Trump , a hollow man, has been the vessel for his unfiltered and unscripted unconscious. He conveys shadowy ideas and values that connect with similar notions in his viewers. In a way, he’s communicating directly with their unconscious, the effect being that he is stirring something deep within them, in psychoanalytic parlance, a kind of transference. That’s why he mesmerizes many of his followers, and they can’t see beyond what he projects on stage. Since many of them feel overlooked and are seeking a savior, Trump fills the role for them, becoming a kind of messiah figure they believe will lead them out of their misery and set America on the right track.
I believe another dynamic is also going on. It doesn’t take a sociologist to see that our legislature has ossified, especially under Republican rule, though the Democrats are no less at fault. Gridlock. Inability to negotiate or to find common ground. An unwillingness to think deeply about issues and promote the larger good.

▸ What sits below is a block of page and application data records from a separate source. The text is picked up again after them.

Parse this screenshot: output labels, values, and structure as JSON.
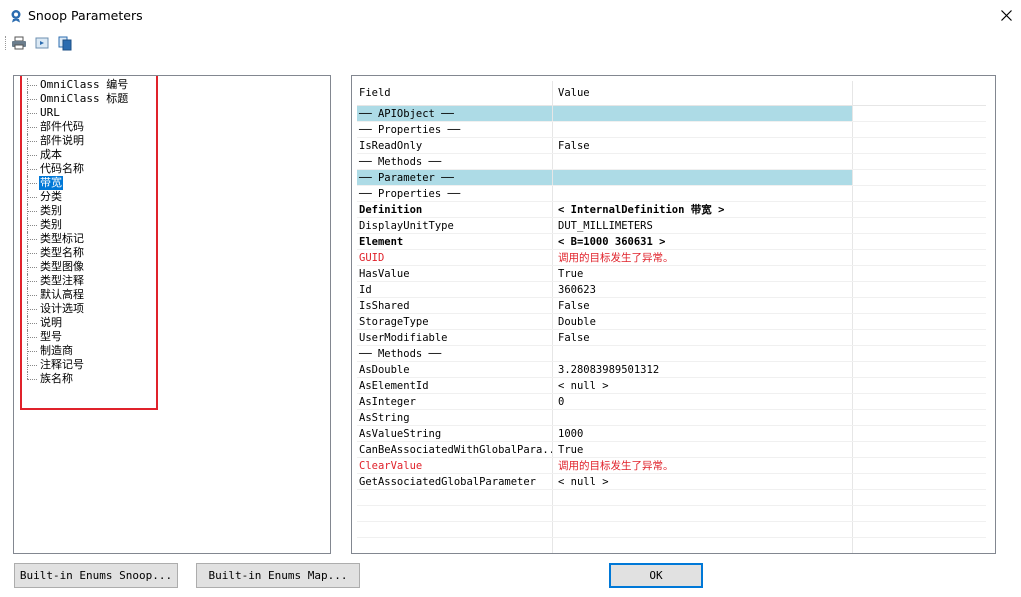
{
  "window": {
    "title": "Snoop Parameters"
  },
  "toolbar": {
    "buttons": [
      {
        "name": "print-icon"
      },
      {
        "name": "print-preview-icon"
      },
      {
        "name": "copy-icon"
      }
    ]
  },
  "tree": {
    "items": [
      "OmniClass 编号",
      "OmniClass 标题",
      "URL",
      "部件代码",
      "部件说明",
      "成本",
      "代码名称",
      "带宽",
      "分类",
      "类别",
      "类别",
      "类型标记",
      "类型名称",
      "类型图像",
      "类型注释",
      "默认高程",
      "设计选项",
      "说明",
      "型号",
      "制造商",
      "注释记号",
      "族名称"
    ],
    "selected_index": 7
  },
  "grid": {
    "headers": {
      "field": "Field",
      "value": "Value"
    },
    "rows": [
      {
        "field": "── APIObject ──",
        "value": "",
        "style": "section"
      },
      {
        "field": "   ── Properties ──",
        "value": "",
        "style": ""
      },
      {
        "field": "IsReadOnly",
        "value": "False",
        "style": ""
      },
      {
        "field": "   ── Methods ──",
        "value": "",
        "style": ""
      },
      {
        "field": "── Parameter ──",
        "value": "",
        "style": "section"
      },
      {
        "field": "   ── Properties ──",
        "value": "",
        "style": ""
      },
      {
        "field": "Definition",
        "value": "< InternalDefinition  带宽 >",
        "style": "bold"
      },
      {
        "field": "DisplayUnitType",
        "value": "DUT_MILLIMETERS",
        "style": ""
      },
      {
        "field": "Element",
        "value": "< B=1000  360631 >",
        "style": "bold"
      },
      {
        "field": "GUID",
        "value": "调用的目标发生了异常。",
        "style": "red"
      },
      {
        "field": "HasValue",
        "value": "True",
        "style": ""
      },
      {
        "field": "Id",
        "value": "360623",
        "style": ""
      },
      {
        "field": "IsShared",
        "value": "False",
        "style": ""
      },
      {
        "field": "StorageType",
        "value": "Double",
        "style": ""
      },
      {
        "field": "UserModifiable",
        "value": "False",
        "style": ""
      },
      {
        "field": "   ── Methods ──",
        "value": "",
        "style": ""
      },
      {
        "field": "AsDouble",
        "value": "3.28083989501312",
        "style": ""
      },
      {
        "field": "AsElementId",
        "value": "< null >",
        "style": ""
      },
      {
        "field": "AsInteger",
        "value": "0",
        "style": ""
      },
      {
        "field": "AsString",
        "value": "",
        "style": ""
      },
      {
        "field": "AsValueString",
        "value": "1000",
        "style": ""
      },
      {
        "field": "CanBeAssociatedWithGlobalPara...",
        "value": "True",
        "style": ""
      },
      {
        "field": "ClearValue",
        "value": "调用的目标发生了异常。",
        "style": "red"
      },
      {
        "field": "GetAssociatedGlobalParameter",
        "value": "< null >",
        "style": ""
      },
      {
        "field": "",
        "value": "",
        "style": ""
      },
      {
        "field": "",
        "value": "",
        "style": ""
      },
      {
        "field": "",
        "value": "",
        "style": ""
      },
      {
        "field": "",
        "value": "",
        "style": ""
      }
    ]
  },
  "buttons": {
    "enums_snoop": "Built-in Enums Snoop...",
    "enums_map": "Built-in Enums Map...",
    "ok": "OK"
  },
  "colors": {
    "section_row": "#addbe6",
    "selection": "#0078d7",
    "error_text": "#e0222b",
    "highlight_box": "#e0222b"
  }
}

These are only a few of our government’s problems.
Though I’m sure Trump didn’t enter this political campaign intending to do anything but win on his terms and attract the constant attention he so desperately needs, he has actually become a victim of his own emptiness. Since in certain ways, he isn’t directly part of the Washington problem, voters have installed him as president in order to be a wrecking ball that will blast through some of these rigidified systems and breath fresh life into the structures.

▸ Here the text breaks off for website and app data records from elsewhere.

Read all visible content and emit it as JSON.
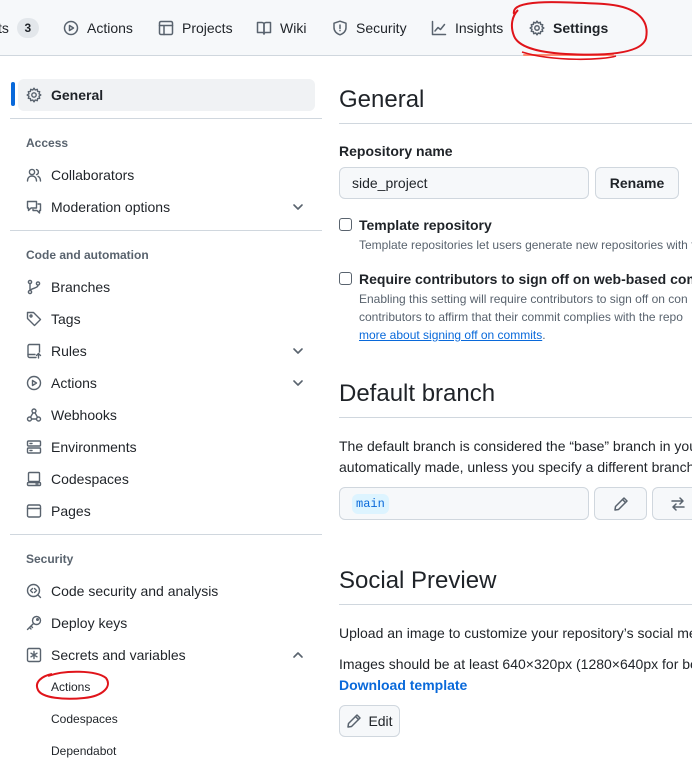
{
  "nav": {
    "tabs": [
      {
        "label": "ts",
        "counter": "3",
        "icon": "issue-icon"
      },
      {
        "label": "Actions",
        "icon": "play-icon"
      },
      {
        "label": "Projects",
        "icon": "table-icon"
      },
      {
        "label": "Wiki",
        "icon": "book-icon"
      },
      {
        "label": "Security",
        "icon": "shield-icon"
      },
      {
        "label": "Insights",
        "icon": "graph-icon"
      },
      {
        "label": "Settings",
        "icon": "gear-icon",
        "selected": true
      }
    ]
  },
  "sidebar": {
    "general": "General",
    "sections": [
      {
        "heading": "Access",
        "items": [
          "Collaborators",
          "Moderation options"
        ]
      },
      {
        "heading": "Code and automation",
        "items": [
          "Branches",
          "Tags",
          "Rules",
          "Actions",
          "Webhooks",
          "Environments",
          "Codespaces",
          "Pages"
        ]
      },
      {
        "heading": "Security",
        "items": [
          "Code security and analysis",
          "Deploy keys",
          "Secrets and variables"
        ]
      }
    ],
    "secrets_subitems": [
      "Actions",
      "Codespaces",
      "Dependabot"
    ]
  },
  "general": {
    "title": "General",
    "repo_name_label": "Repository name",
    "repo_name_value": "side_project",
    "rename_button": "Rename",
    "template_label": "Template repository",
    "template_note": "Template repositories let users generate new repositories with t",
    "signoff_label": "Require contributors to sign off on web-based comm",
    "signoff_note_1": "Enabling this setting will require contributors to sign off on con",
    "signoff_note_2": "contributors to affirm that their commit complies with the repo",
    "signoff_link": "more about signing off on commits",
    "signoff_period": "."
  },
  "default_branch": {
    "title": "Default branch",
    "desc_1": "The default branch is considered the “base” branch in you",
    "desc_2": "automatically made, unless you specify a different branch",
    "branch": "main"
  },
  "social_preview": {
    "title": "Social Preview",
    "desc_1": "Upload an image to customize your repository’s social me",
    "desc_2": "Images should be at least 640×320px (1280×640px for be",
    "download_link": "Download template",
    "edit_button": "Edit"
  },
  "colors": {
    "accent": "#0969da",
    "annotation": "#e0141a",
    "tab_underline": "#fd8c73"
  }
}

Trump’s MO is not playing by the rules (probably because he doesn’t understand them), so in his blundering way, he could cause unexpected situations that will create an opportunity for change to occur. Of course, that doesn’t mean these modifications will be welcome or constructive, but they could be an opportunity for something positive to emerge. Destruction is part of regeneration. It’s why new management can be such a threat. In order to make positive changes in an institution, something must die and be replaced before renewal can happen.

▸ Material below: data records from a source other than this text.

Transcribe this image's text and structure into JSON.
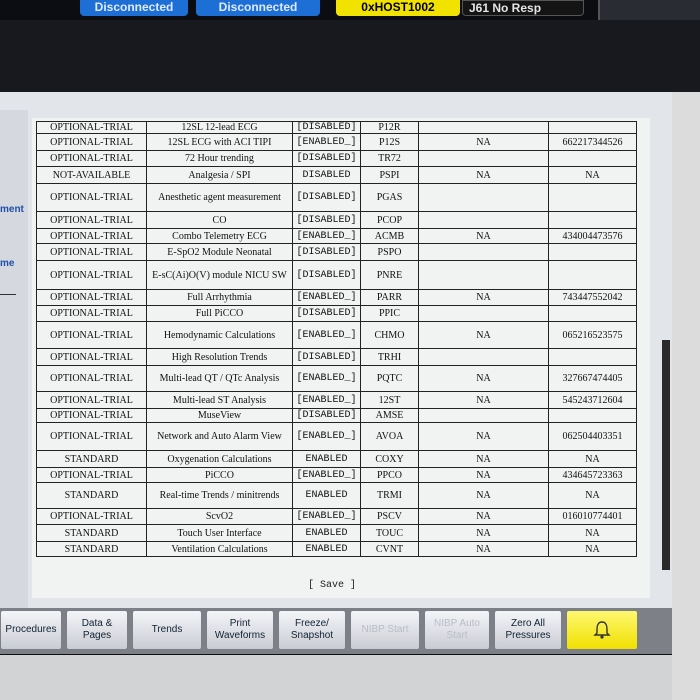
{
  "status_bar": {
    "items": [
      {
        "label": "Disconnected",
        "style": "blue"
      },
      {
        "label": "Disconnected",
        "style": "blue"
      },
      {
        "label": "0xHOST1002",
        "style": "yellow"
      },
      {
        "label": "J61 No Resp",
        "style": "black"
      }
    ]
  },
  "side_labels": [
    "ment",
    "me"
  ],
  "options_table": {
    "rows": [
      {
        "status": "OPTIONAL-TRIAL",
        "feature": "12SL 12-lead ECG",
        "mode": "[DISABLED]",
        "code": "P12R",
        "key": ""
      },
      {
        "status": "OPTIONAL-TRIAL",
        "feature": "12SL ECG with ACI TIPI",
        "mode": "[ENABLED_]",
        "code": "P12S",
        "key": "NA",
        "license": "662217344526"
      },
      {
        "status": "OPTIONAL-TRIAL",
        "feature": "72 Hour trending",
        "mode": "[DISABLED]",
        "code": "TR72",
        "key": "",
        "license": ""
      },
      {
        "status": "NOT-AVAILABLE",
        "feature": "Analgesia / SPI",
        "mode": "DISABLED",
        "code": "PSPI",
        "key": "NA",
        "license": "NA"
      },
      {
        "status": "OPTIONAL-TRIAL",
        "feature": "Anesthetic agent measurement",
        "mode": "[DISABLED]",
        "code": "PGAS",
        "key": "",
        "license": ""
      },
      {
        "status": "OPTIONAL-TRIAL",
        "feature": "CO",
        "mode": "[DISABLED]",
        "code": "PCOP",
        "key": "",
        "license": ""
      },
      {
        "status": "OPTIONAL-TRIAL",
        "feature": "Combo Telemetry ECG",
        "mode": "[ENABLED_]",
        "code": "ACMB",
        "key": "NA",
        "license": "434004473576"
      },
      {
        "status": "OPTIONAL-TRIAL",
        "feature": "E-SpO2 Module Neonatal",
        "mode": "[DISABLED]",
        "code": "PSPO",
        "key": "",
        "license": ""
      },
      {
        "status": "OPTIONAL-TRIAL",
        "feature": "E-sC(Ai)O(V) module NICU SW",
        "mode": "[DISABLED]",
        "code": "PNRE",
        "key": "",
        "license": ""
      },
      {
        "status": "OPTIONAL-TRIAL",
        "feature": "Full Arrhythmia",
        "mode": "[ENABLED_]",
        "code": "PARR",
        "key": "NA",
        "license": "743447552042"
      },
      {
        "status": "OPTIONAL-TRIAL",
        "feature": "Full PiCCO",
        "mode": "[DISABLED]",
        "code": "PPIC",
        "key": "",
        "license": ""
      },
      {
        "status": "OPTIONAL-TRIAL",
        "feature": "Hemodynamic Calculations",
        "mode": "[ENABLED_]",
        "code": "CHMO",
        "key": "NA",
        "license": "065216523575"
      },
      {
        "status": "OPTIONAL-TRIAL",
        "feature": "High Resolution Trends",
        "mode": "[DISABLED]",
        "code": "TRHI",
        "key": "",
        "license": ""
      },
      {
        "status": "OPTIONAL-TRIAL",
        "feature": "Multi-lead QT / QTc Analysis",
        "mode": "[ENABLED_]",
        "code": "PQTC",
        "key": "NA",
        "license": "327667474405"
      },
      {
        "status": "OPTIONAL-TRIAL",
        "feature": "Multi-lead ST Analysis",
        "mode": "[ENABLED_]",
        "code": "12ST",
        "key": "NA",
        "license": "545243712604"
      },
      {
        "status": "OPTIONAL-TRIAL",
        "feature": "MuseView",
        "mode": "[DISABLED]",
        "code": "AMSE",
        "key": "",
        "license": ""
      },
      {
        "status": "OPTIONAL-TRIAL",
        "feature": "Network and Auto Alarm View",
        "mode": "[ENABLED_]",
        "code": "AVOA",
        "key": "NA",
        "license": "062504403351"
      },
      {
        "status": "STANDARD",
        "feature": "Oxygenation Calculations",
        "mode": "ENABLED",
        "code": "COXY",
        "key": "NA",
        "license": "NA"
      },
      {
        "status": "OPTIONAL-TRIAL",
        "feature": "PiCCO",
        "mode": "[ENABLED_]",
        "code": "PPCO",
        "key": "NA",
        "license": "434645723363"
      },
      {
        "status": "STANDARD",
        "feature": "Real-time Trends / minitrends",
        "mode": "ENABLED",
        "code": "TRMI",
        "key": "NA",
        "license": "NA"
      },
      {
        "status": "OPTIONAL-TRIAL",
        "feature": "ScvO2",
        "mode": "[ENABLED_]",
        "code": "PSCV",
        "key": "NA",
        "license": "016010774401"
      },
      {
        "status": "STANDARD",
        "feature": "Touch User Interface",
        "mode": "ENABLED",
        "code": "TOUC",
        "key": "NA",
        "license": "NA"
      },
      {
        "status": "STANDARD",
        "feature": "Ventilation Calculations",
        "mode": "ENABLED",
        "code": "CVNT",
        "key": "NA",
        "license": "NA"
      }
    ]
  },
  "save_label": "[ Save ]",
  "buttons": [
    {
      "label": "Procedures",
      "enabled": true
    },
    {
      "label": "Data & Pages",
      "enabled": true
    },
    {
      "label": "Trends",
      "enabled": true
    },
    {
      "label": "Print Waveforms",
      "enabled": true
    },
    {
      "label": "Freeze/ Snapshot",
      "enabled": true
    },
    {
      "label": "NIBP Start",
      "enabled": false
    },
    {
      "label": "NIBP Auto Start",
      "enabled": false
    },
    {
      "label": "Zero All Pressures",
      "enabled": true
    }
  ],
  "alarm_icon": "alarm-bell-icon",
  "colors": {
    "status_blue": "#1d6fd6",
    "status_yellow": "#f2e200",
    "screen_bg": "#e2e5ea"
  }
}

We writers can be effective during this time by reflecting on what is happening through poetry, satirical plays/stories, or essays/op ed columns and opinion pieces. Words do have power, as Trump has demonstrated, even when they are lies. They can be used as Trump does to deceive and mislead the vulnerable. Or they can build bridges and expose frauds, leading readers to deeper understandings of the various problems involved. In this way, we can turn this potentially negative time into something positive by harnessing our energy in creative, constructive ways that will not only nourish us but also feed our readers.